Beware when creating any marketing materials, company website, or imagery for your packaging, product or service. If you have employees, make sure the illustrations and photographs are made by that employee or your company, otherwise make sure your employee only uses material that is properly licensed. Do not take your employees’ word at this — you must verify the license, that your company properly acquired and paid for the license, and that your company (and not the employee’s) name is associated with that license.
If your product or service utilizes any form of audiovisual or musical work, make absolutely certain you have the proper license to use such an audiovisual or musical work. This gets tricky. Suppose your employee has a band, and that band creates a specific song for your business? Is that song unique or does some song writer somewhere own it? Did the band use background tracks or melodies in the composition? Does the song borrow phrases or lines from a poem, book or other composition that isn’t owned by your company? If you answered yes to any of these questions, you don’t own the copyrights to the underlying material comprising the song, and therefore you can run afoul of a third-party’s copyrighted material.
If you hire an independent contractor or company to produce some sort of copyrightable work product for your business, that independent contractor or company actually owns the copyrights to that work product, unless you have a strong contract in place that assigns the copyright to your company and specifically states that the work product is a “Work Made for Hire” under US Copyright Law. See our blog article entitled, Don’t Get Screwed – Managing Website Vendors to learn how to avoid copyright infringement lawsuits brought about by your independent contractor and Images or photos on your website? Avoid a lawsuit! if you’re considering hiring a third-party to do your website.

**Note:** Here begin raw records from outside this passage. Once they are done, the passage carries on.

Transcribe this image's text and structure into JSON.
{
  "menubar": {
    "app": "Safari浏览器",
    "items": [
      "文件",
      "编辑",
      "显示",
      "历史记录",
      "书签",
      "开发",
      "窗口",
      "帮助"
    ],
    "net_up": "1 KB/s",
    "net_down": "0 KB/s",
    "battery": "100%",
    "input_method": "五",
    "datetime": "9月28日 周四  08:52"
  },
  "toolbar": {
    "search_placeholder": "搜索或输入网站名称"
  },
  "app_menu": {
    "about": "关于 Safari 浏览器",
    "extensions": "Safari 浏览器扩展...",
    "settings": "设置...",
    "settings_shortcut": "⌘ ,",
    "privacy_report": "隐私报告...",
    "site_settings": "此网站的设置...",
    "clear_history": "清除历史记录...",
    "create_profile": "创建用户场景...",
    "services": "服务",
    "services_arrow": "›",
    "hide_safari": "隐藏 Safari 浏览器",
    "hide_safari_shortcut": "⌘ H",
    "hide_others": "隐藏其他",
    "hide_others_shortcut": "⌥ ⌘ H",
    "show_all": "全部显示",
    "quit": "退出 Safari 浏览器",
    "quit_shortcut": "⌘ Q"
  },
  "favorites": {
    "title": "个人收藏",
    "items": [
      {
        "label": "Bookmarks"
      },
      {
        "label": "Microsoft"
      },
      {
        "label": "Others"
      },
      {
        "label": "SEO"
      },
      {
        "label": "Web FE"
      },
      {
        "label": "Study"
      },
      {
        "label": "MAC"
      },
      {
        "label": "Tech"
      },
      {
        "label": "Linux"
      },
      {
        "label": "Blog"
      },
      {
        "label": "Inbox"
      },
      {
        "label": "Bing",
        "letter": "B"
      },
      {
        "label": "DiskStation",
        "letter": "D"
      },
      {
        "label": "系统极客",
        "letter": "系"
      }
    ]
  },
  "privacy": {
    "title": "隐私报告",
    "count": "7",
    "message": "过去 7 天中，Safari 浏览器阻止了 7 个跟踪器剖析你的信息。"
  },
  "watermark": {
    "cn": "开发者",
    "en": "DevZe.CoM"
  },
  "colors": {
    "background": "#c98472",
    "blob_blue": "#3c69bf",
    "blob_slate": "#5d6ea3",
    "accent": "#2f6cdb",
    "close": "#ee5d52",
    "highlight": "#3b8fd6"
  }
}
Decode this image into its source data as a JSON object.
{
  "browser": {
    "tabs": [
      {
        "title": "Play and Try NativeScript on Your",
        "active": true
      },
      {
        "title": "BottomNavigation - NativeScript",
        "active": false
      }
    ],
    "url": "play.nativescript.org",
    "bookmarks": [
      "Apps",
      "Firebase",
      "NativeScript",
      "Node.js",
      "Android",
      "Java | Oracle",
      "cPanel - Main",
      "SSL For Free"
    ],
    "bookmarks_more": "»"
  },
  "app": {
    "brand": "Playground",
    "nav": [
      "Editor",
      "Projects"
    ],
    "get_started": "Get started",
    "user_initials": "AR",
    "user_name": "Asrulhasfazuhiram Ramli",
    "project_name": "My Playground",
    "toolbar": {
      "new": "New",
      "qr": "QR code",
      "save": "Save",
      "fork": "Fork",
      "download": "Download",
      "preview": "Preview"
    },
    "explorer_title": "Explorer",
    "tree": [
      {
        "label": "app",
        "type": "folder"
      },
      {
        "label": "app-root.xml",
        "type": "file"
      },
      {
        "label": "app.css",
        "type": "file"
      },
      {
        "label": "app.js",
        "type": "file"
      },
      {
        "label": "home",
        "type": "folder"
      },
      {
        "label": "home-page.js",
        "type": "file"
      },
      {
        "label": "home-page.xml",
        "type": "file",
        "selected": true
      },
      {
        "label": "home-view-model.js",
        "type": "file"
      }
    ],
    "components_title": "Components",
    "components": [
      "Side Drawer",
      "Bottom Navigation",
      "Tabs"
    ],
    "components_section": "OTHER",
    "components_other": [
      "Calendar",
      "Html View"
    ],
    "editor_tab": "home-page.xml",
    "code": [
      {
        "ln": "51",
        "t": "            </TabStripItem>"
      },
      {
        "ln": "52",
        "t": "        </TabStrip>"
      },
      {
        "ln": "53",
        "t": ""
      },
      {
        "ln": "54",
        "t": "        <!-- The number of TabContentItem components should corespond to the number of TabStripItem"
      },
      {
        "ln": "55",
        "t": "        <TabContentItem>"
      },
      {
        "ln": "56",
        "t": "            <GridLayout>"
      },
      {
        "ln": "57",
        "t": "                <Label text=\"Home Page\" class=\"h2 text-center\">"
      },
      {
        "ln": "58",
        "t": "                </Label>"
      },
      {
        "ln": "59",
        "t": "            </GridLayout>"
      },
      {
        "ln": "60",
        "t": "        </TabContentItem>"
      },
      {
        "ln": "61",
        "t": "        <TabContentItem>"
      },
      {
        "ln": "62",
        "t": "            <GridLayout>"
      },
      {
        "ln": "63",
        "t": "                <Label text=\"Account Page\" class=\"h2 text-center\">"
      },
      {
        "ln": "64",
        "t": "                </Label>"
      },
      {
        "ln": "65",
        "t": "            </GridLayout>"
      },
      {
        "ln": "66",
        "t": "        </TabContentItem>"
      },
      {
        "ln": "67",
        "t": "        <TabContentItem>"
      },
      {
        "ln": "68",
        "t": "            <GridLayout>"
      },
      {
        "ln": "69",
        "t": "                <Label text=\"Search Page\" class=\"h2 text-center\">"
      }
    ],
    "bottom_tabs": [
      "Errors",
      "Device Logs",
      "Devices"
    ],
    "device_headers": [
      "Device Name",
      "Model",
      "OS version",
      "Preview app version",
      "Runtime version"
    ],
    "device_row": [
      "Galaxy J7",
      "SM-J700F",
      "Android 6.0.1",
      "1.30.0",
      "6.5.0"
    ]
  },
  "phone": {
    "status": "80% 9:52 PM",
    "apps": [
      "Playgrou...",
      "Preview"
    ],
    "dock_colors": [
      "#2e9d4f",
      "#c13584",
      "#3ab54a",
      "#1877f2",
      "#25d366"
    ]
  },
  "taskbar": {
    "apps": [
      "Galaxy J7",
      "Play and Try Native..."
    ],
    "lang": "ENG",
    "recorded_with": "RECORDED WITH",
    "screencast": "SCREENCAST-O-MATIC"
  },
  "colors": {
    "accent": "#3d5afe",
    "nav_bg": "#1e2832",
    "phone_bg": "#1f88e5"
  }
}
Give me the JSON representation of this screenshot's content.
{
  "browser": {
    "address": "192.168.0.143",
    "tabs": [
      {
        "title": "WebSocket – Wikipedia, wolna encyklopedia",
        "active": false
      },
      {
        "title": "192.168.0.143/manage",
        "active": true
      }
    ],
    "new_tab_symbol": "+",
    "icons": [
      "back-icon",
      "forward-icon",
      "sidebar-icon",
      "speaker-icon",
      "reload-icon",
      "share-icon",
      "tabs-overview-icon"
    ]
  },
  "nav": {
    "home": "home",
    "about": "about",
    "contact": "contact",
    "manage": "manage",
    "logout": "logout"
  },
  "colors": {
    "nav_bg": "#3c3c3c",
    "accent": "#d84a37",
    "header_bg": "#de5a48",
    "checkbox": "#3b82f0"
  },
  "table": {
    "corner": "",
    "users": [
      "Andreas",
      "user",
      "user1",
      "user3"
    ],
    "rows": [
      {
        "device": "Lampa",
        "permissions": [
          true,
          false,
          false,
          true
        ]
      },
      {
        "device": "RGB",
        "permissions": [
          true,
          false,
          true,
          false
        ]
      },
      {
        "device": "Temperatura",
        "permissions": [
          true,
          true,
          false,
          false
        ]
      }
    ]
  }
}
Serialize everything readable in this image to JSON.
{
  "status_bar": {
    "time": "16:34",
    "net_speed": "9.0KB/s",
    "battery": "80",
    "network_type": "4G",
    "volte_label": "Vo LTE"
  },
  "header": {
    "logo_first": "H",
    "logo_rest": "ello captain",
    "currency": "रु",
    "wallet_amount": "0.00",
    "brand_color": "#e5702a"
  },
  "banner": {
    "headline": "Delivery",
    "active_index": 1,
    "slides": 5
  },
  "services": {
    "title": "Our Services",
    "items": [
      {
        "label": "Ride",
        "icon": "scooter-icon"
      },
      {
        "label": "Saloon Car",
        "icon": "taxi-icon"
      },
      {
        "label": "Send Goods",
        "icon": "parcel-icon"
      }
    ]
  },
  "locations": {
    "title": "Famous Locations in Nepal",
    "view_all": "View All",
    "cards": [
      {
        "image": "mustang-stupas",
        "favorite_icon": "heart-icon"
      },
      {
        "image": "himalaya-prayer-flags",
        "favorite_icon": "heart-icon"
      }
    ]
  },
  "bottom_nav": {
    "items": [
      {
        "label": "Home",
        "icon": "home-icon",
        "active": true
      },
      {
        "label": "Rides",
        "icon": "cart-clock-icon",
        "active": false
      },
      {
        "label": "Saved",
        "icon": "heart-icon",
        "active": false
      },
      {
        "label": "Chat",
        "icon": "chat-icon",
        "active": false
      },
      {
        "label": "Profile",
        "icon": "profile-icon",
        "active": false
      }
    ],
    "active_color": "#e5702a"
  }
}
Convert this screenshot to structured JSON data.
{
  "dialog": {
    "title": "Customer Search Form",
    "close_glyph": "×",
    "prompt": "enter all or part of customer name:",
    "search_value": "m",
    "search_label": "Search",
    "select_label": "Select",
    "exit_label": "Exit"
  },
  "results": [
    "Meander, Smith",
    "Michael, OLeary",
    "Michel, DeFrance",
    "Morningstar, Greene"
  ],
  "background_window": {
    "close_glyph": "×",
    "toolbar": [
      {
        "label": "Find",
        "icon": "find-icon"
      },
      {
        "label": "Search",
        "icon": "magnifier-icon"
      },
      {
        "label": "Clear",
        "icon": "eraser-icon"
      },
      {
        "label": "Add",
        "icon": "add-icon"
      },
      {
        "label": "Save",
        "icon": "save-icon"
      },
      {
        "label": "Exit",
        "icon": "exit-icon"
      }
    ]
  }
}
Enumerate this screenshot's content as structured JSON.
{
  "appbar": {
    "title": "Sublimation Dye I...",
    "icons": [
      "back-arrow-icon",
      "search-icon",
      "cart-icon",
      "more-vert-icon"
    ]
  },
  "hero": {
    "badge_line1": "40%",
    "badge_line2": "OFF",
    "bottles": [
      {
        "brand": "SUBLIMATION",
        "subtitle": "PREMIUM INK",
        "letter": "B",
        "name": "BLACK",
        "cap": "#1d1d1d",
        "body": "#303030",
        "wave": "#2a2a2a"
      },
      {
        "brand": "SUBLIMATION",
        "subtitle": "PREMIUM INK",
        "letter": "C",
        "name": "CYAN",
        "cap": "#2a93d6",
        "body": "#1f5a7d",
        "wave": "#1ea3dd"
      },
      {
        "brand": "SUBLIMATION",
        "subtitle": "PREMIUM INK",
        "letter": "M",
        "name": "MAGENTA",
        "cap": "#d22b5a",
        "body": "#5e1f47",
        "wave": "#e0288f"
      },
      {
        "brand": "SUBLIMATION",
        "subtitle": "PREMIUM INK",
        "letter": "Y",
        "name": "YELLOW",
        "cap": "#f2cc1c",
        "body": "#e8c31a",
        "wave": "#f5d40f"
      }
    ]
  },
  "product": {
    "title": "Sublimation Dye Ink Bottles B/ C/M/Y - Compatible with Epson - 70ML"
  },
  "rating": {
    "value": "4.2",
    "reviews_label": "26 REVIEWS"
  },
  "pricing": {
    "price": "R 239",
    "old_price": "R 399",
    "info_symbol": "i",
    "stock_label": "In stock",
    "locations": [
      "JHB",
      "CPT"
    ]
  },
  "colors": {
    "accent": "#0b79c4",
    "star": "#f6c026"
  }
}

Copyright infringement offers no wiggle room.
The important thing to recognize with Copyright Law, is that even your best intentions can get you into trouble. Copyright infringement is a “strict liability offense,” which means you are guilty no matter what. Period. Even if you think you were told that something was properly licensed, you could still be in trouble. This fact alone makes it very important you know you who you are doing business with, and that you just don’t allow the cheapest vendor to provide potentially copyrighted works to your business. Read our blog article, What is Strict Liability, and Should You Care?, to learn more about this potential pitfall to your business.
Infringing Trade Secrets
Trade secrets are secrets. Duh. And many companies like to make sure their secrets stay that way. So, how can you know whether you’re going to violate someones trade secrets? Carefully.
If someone is offering you something that seems a bit shady, you need to tread very carefully. Do not attempt to buy your competitor’s customer list! That is shady and will probably see you fighting off a trade secret violation by your competitor. In New Mexico and many states, a trade secret violation can carry stiff penalties: damages, injunctions, treble damages and attorneys fees.
Deals that look to good to be true are just that.
Similarly, beware of hiring employees or independent contractors with significant experience in your industry. Especially if they’ve come from a competitor and that employee or independent contractor is offering to help your business in some key area that is not generally known or disclosed in your business. Obvious examples include an offer to share customer lists, employee lists, vendor lists, pricing or inventory information, recipes, and know-how. A less obvious example, but still just as dangerous, include processes and procedures for some element of your business. Make sure to prohibit employees, independent contractors and vendors from disclosing the trade secrets and confidential information of any third-party. Make it clear that you do not want any such information disclosed to you or your business.
Law 4 Small Business. A little law now can save a lot later.